Your assignment –
Go over the material below and report every line that contains the word "webhook".

Material provided START

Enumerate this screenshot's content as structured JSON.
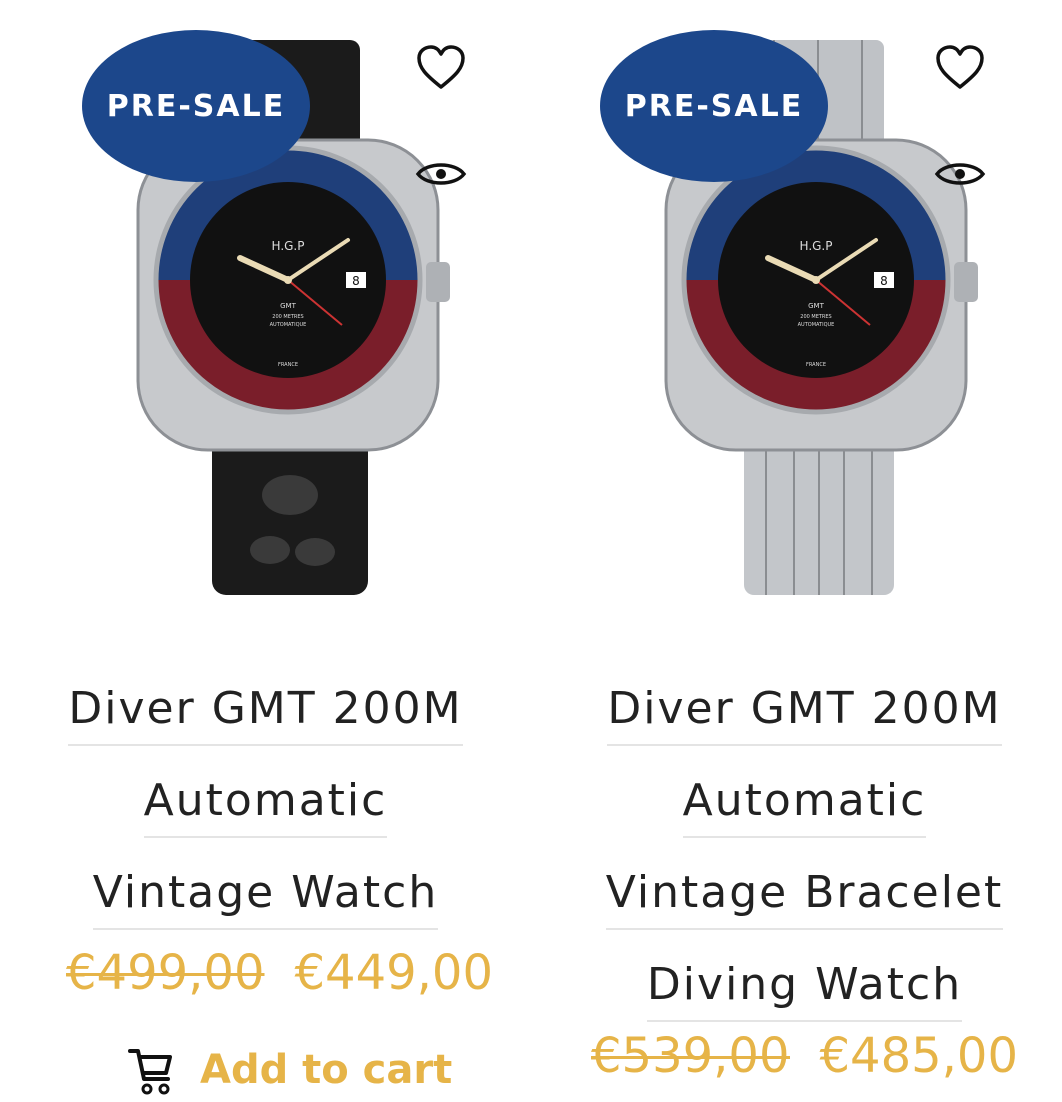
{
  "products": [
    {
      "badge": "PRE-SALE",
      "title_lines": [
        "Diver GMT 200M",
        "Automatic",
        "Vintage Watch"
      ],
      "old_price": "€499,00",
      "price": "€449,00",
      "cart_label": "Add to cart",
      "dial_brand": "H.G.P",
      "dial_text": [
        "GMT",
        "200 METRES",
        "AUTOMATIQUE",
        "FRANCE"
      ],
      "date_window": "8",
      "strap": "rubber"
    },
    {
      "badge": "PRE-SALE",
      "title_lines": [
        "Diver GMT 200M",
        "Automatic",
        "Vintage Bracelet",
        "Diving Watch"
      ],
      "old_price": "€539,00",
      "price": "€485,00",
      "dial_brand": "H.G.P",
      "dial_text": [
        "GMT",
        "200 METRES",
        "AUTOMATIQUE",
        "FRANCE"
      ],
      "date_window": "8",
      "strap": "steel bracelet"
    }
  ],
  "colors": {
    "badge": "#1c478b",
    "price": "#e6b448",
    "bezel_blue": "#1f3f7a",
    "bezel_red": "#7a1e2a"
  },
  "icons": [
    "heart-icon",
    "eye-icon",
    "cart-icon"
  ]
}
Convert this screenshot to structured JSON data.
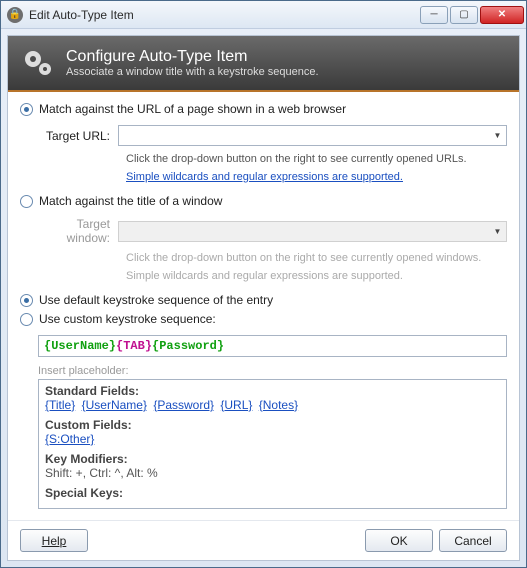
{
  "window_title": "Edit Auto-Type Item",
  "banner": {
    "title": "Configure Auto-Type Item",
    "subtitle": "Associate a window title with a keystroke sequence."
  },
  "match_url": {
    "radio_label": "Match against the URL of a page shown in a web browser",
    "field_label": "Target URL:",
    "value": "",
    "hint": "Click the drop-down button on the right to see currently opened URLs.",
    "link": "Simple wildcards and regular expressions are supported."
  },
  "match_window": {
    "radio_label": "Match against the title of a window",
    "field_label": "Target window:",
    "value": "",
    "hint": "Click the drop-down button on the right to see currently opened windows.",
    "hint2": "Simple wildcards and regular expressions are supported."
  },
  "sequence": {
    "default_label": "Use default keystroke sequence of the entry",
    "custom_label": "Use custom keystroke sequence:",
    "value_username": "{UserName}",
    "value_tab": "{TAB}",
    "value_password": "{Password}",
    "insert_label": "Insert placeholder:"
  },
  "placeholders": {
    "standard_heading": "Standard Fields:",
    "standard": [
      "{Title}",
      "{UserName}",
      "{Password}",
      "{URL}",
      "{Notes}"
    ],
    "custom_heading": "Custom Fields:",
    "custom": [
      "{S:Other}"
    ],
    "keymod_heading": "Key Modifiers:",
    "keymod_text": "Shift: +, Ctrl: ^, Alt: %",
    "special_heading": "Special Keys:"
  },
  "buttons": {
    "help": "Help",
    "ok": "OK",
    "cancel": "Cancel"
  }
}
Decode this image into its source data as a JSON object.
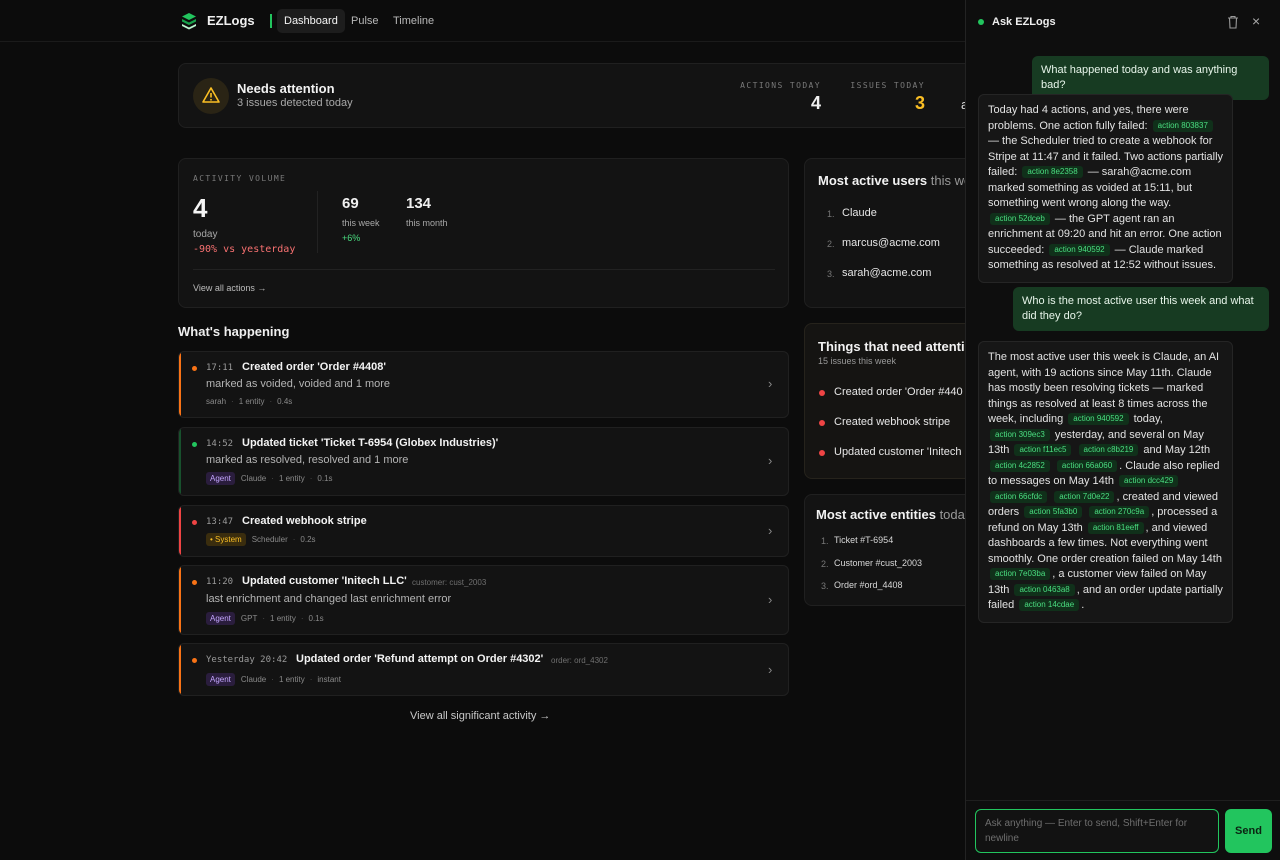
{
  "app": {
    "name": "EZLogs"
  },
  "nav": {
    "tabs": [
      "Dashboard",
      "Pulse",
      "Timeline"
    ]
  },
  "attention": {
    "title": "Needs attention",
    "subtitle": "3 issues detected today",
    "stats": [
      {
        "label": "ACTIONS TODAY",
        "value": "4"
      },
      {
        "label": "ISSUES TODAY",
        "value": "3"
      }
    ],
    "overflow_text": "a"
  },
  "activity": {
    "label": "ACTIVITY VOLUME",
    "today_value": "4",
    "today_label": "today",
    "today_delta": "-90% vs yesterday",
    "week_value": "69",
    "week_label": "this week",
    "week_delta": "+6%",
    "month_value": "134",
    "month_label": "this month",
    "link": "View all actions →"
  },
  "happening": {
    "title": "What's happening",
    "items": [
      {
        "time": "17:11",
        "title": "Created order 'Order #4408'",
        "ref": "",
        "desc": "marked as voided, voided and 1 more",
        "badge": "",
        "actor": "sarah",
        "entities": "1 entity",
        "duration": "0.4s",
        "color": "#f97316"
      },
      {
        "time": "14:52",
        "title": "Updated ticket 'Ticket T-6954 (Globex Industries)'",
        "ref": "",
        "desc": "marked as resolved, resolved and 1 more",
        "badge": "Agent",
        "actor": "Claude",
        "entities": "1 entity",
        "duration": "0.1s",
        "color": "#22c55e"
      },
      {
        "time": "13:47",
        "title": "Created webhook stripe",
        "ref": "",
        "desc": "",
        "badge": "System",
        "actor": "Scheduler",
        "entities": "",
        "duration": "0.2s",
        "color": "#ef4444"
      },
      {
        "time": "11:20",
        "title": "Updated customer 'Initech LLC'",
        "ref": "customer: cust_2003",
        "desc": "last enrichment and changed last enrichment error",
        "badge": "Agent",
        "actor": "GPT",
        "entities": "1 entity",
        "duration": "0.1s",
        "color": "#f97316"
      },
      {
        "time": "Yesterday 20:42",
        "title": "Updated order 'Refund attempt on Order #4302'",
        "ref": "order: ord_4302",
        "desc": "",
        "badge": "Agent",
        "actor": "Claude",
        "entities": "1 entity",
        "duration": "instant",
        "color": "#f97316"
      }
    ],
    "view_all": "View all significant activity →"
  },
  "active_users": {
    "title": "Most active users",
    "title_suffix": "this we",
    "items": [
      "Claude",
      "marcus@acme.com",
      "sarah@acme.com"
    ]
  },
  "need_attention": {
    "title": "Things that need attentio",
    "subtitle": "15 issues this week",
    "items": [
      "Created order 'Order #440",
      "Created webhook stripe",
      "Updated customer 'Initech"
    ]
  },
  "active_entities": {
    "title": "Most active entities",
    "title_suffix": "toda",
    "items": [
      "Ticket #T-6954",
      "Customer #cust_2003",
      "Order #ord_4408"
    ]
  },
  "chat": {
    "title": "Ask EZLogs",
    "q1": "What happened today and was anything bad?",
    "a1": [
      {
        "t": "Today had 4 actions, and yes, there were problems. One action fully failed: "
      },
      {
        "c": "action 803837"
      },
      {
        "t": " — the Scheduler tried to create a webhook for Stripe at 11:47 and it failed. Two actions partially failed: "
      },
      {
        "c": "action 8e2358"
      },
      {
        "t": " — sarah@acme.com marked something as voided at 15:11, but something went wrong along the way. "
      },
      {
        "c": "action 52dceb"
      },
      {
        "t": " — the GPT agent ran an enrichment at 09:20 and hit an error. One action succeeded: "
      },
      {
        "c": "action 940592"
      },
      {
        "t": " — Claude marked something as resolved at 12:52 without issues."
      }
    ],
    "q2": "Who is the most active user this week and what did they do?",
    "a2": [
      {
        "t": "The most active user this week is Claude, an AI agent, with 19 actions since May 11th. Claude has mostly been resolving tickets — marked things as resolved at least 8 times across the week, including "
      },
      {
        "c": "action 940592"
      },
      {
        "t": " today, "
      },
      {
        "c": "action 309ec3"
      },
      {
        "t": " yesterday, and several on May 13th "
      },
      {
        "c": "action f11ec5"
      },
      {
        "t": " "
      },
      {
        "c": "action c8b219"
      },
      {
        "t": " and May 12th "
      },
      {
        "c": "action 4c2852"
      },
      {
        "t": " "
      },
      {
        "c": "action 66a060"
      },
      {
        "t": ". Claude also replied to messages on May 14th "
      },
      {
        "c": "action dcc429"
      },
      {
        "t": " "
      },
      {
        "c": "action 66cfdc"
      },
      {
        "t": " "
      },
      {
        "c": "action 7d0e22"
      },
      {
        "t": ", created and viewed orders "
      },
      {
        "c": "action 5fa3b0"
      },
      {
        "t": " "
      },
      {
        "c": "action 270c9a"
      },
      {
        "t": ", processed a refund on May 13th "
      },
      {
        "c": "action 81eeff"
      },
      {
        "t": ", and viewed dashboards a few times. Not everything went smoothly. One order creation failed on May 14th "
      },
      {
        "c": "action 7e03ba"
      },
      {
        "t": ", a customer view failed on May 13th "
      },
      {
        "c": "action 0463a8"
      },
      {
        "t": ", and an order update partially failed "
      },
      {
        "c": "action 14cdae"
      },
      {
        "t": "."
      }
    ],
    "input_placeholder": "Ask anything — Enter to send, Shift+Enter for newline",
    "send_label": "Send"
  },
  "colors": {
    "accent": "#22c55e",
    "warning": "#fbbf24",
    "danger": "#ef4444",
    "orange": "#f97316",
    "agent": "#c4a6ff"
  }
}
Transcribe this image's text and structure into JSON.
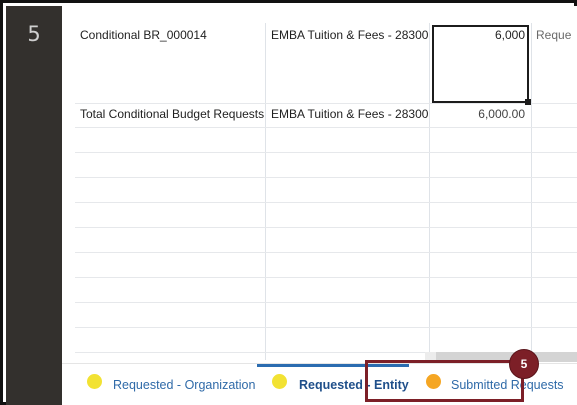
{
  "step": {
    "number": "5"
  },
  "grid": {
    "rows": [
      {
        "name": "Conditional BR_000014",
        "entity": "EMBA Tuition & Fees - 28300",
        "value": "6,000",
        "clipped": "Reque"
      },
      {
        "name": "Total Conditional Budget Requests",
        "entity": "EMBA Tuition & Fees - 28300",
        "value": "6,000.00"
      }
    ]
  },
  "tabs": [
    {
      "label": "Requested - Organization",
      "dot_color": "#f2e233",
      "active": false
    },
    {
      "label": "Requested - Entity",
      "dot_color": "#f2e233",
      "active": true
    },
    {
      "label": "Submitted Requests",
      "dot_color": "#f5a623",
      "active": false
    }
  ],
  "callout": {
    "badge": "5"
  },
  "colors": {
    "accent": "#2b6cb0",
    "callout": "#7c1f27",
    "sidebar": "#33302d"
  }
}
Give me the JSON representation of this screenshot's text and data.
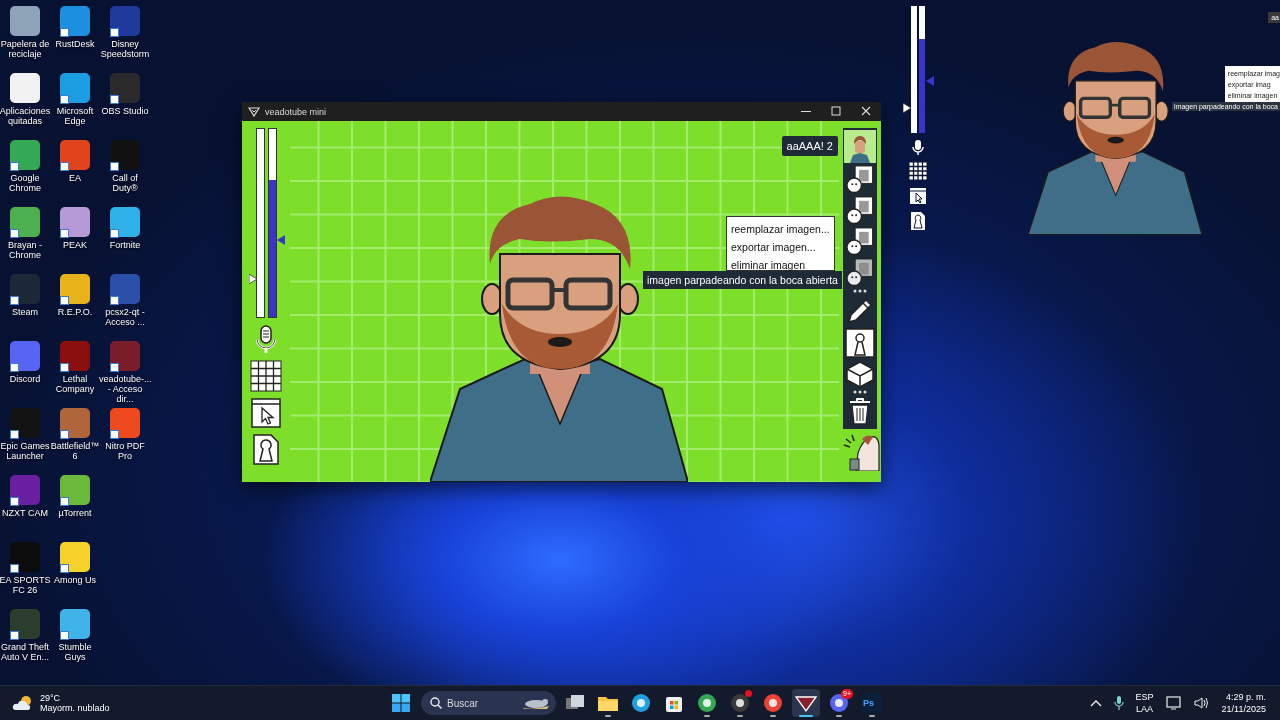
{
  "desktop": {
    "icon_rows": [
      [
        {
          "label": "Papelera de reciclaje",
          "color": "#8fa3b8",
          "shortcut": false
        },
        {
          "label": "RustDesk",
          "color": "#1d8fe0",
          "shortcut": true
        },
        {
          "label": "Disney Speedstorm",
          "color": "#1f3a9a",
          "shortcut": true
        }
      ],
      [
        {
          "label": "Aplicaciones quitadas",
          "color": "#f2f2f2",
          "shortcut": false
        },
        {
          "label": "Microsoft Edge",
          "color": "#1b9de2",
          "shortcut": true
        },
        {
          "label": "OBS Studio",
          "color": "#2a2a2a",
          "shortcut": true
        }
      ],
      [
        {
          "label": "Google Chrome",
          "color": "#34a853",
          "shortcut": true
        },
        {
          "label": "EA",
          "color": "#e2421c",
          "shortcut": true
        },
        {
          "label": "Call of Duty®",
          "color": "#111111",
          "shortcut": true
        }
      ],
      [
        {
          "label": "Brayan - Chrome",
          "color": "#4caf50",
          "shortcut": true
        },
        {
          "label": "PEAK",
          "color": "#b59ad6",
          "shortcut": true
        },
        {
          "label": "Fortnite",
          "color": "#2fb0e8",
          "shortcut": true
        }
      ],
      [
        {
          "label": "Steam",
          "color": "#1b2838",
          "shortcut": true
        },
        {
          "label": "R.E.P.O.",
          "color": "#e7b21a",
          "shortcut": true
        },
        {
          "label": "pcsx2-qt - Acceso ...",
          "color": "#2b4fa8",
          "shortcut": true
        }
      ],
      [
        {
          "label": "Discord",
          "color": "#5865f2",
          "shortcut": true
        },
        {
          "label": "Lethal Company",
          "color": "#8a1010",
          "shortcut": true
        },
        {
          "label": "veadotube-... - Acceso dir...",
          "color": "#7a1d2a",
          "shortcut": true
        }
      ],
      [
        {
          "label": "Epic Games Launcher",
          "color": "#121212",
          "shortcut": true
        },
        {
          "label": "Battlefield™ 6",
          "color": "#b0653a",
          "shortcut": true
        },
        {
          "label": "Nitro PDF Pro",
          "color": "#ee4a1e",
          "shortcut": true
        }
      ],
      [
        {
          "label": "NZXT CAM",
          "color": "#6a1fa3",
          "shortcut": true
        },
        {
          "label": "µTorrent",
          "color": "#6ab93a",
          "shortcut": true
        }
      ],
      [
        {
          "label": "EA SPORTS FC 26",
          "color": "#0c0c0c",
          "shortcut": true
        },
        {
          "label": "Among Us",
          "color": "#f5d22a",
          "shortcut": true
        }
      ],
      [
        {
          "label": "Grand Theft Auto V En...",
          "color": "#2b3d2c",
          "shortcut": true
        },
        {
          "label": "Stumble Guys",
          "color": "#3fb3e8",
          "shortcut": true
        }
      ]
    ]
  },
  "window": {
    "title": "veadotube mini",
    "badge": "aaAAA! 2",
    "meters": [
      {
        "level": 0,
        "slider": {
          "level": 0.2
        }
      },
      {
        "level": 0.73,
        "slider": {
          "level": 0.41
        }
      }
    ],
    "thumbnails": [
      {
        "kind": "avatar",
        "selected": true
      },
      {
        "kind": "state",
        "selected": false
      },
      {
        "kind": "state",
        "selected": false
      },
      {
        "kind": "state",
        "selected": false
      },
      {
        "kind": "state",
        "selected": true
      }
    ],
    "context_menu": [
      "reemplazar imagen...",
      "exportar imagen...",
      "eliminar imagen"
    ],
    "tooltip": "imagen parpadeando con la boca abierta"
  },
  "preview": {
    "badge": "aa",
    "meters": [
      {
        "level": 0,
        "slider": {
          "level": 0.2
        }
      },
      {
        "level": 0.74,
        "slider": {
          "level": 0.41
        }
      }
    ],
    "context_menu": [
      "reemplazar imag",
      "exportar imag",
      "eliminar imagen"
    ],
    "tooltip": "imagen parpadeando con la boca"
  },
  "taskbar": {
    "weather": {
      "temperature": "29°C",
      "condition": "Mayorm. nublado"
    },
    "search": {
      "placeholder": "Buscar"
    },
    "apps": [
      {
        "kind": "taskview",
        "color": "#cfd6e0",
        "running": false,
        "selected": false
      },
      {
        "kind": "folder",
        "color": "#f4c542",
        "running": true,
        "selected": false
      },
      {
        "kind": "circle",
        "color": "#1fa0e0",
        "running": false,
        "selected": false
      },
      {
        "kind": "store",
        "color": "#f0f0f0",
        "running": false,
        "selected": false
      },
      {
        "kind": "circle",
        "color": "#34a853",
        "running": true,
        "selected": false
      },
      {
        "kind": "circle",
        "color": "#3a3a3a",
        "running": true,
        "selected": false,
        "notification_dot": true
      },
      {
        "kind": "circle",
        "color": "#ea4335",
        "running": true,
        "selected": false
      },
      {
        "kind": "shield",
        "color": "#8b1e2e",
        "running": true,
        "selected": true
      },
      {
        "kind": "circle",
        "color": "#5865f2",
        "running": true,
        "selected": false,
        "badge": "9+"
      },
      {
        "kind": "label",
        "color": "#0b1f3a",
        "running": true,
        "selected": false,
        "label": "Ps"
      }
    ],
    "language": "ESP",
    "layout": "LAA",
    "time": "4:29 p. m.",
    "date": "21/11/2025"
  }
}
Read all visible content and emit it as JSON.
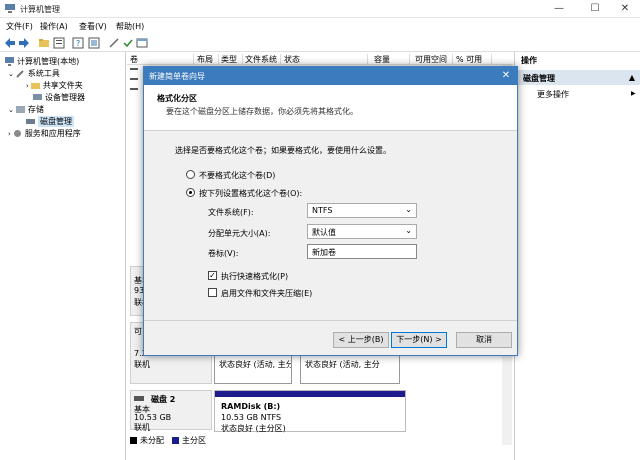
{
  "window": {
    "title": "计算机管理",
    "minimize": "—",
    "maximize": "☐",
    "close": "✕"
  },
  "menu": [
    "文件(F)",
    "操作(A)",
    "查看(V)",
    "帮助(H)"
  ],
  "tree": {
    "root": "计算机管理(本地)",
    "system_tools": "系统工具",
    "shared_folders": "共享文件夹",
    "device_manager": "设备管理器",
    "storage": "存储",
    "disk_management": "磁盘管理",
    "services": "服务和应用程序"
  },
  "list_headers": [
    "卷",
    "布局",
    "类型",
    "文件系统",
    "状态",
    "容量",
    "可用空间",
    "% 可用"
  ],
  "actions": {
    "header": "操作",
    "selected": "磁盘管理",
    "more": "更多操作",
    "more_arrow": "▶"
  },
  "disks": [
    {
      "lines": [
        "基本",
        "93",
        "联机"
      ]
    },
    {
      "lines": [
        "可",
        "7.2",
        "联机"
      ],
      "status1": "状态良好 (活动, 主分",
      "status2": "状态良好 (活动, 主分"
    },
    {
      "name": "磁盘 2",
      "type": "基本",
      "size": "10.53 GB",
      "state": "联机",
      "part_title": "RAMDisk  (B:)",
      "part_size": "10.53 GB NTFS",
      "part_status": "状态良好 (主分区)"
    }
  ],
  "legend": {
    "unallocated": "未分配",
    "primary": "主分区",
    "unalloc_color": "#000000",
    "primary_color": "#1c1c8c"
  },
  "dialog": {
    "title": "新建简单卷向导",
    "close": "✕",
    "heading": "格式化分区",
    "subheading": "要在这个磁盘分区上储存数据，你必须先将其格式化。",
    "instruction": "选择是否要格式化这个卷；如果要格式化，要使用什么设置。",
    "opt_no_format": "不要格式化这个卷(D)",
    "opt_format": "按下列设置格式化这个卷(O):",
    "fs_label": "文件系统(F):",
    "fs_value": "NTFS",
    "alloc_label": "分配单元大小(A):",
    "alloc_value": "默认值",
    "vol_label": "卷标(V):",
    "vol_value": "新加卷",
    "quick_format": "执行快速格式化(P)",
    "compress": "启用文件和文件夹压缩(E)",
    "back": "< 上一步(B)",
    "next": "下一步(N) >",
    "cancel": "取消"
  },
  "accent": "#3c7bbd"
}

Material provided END

Answer section –
        "title": "Created webhook stripe",
      "Created webhook stripe",
        "t": " — the Scheduler tried to create a webhook for Stripe at 11:47 and it failed. Two actions partially failed: "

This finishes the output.